Monday, August 15, 2011

Parvovirus B19 Laboratory diagnosis
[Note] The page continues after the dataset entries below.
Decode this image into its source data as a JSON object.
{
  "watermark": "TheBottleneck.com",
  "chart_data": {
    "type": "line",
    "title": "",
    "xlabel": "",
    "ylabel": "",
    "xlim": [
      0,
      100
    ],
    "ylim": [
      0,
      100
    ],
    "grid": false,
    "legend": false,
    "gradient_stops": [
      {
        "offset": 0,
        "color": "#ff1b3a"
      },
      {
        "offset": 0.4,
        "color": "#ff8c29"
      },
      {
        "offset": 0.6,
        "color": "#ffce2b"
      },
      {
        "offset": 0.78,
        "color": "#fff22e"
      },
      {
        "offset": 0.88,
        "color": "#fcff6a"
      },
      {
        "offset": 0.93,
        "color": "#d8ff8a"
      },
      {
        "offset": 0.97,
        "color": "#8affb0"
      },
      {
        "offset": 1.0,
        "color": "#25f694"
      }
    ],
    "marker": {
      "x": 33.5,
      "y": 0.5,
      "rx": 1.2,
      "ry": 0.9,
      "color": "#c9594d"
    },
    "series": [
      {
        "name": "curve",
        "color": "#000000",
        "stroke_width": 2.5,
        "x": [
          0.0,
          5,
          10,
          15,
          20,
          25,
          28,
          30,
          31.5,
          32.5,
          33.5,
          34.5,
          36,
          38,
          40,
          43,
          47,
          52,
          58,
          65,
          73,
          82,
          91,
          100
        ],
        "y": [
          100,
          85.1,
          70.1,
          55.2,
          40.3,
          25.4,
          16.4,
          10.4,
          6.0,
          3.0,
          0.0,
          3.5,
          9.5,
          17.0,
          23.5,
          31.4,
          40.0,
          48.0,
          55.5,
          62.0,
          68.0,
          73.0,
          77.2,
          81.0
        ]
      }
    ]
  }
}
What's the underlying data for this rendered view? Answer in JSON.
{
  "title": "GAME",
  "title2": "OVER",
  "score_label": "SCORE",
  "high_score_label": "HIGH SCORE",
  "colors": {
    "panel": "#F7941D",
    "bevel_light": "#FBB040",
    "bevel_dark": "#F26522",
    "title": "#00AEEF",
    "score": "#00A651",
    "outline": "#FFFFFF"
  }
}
• Serology
IgM directed against parvovirus B19 can be detected 10 - 12 days after infection and is a convenient marker for recent or ongoing infection. The most sensitive methods use the capture technique in RIA or ELISA. Testing for IgG is useful for seroprevalence studies but is not helpful in diagnosing acute infection because it simply indicates past exposure to virus (Brown and Young, 1997).
• Molecular detection
Detection usually relies on presence of the viral genome. During acute uncomplicated infections in immunocompetent patients, B19 DNA is only detectable for 2 to 4 days by dot-blot hybridization. The sensitivity of B19 DNA detection has been greatly increased by the use of PCR. However, confusing results can be a problem in diagnosing acute disease because of the ease of contamination, long-term persistence of low levels of virus in uncomplicated infections, and false-positive results. Because of these issues, DNA hybridization is more certain than PCR (Abkowitz et al., 1997).
DNA can also be detected by in situ hybridization of tissues (Morey et al., 1992), but this is not a useful routine screening test. In the event of B19 infection or seroconversion during pregnancy, hydrops can be detected by ultrasound and fetal infection determined by PCR (Torok et al., 1992).

No comments: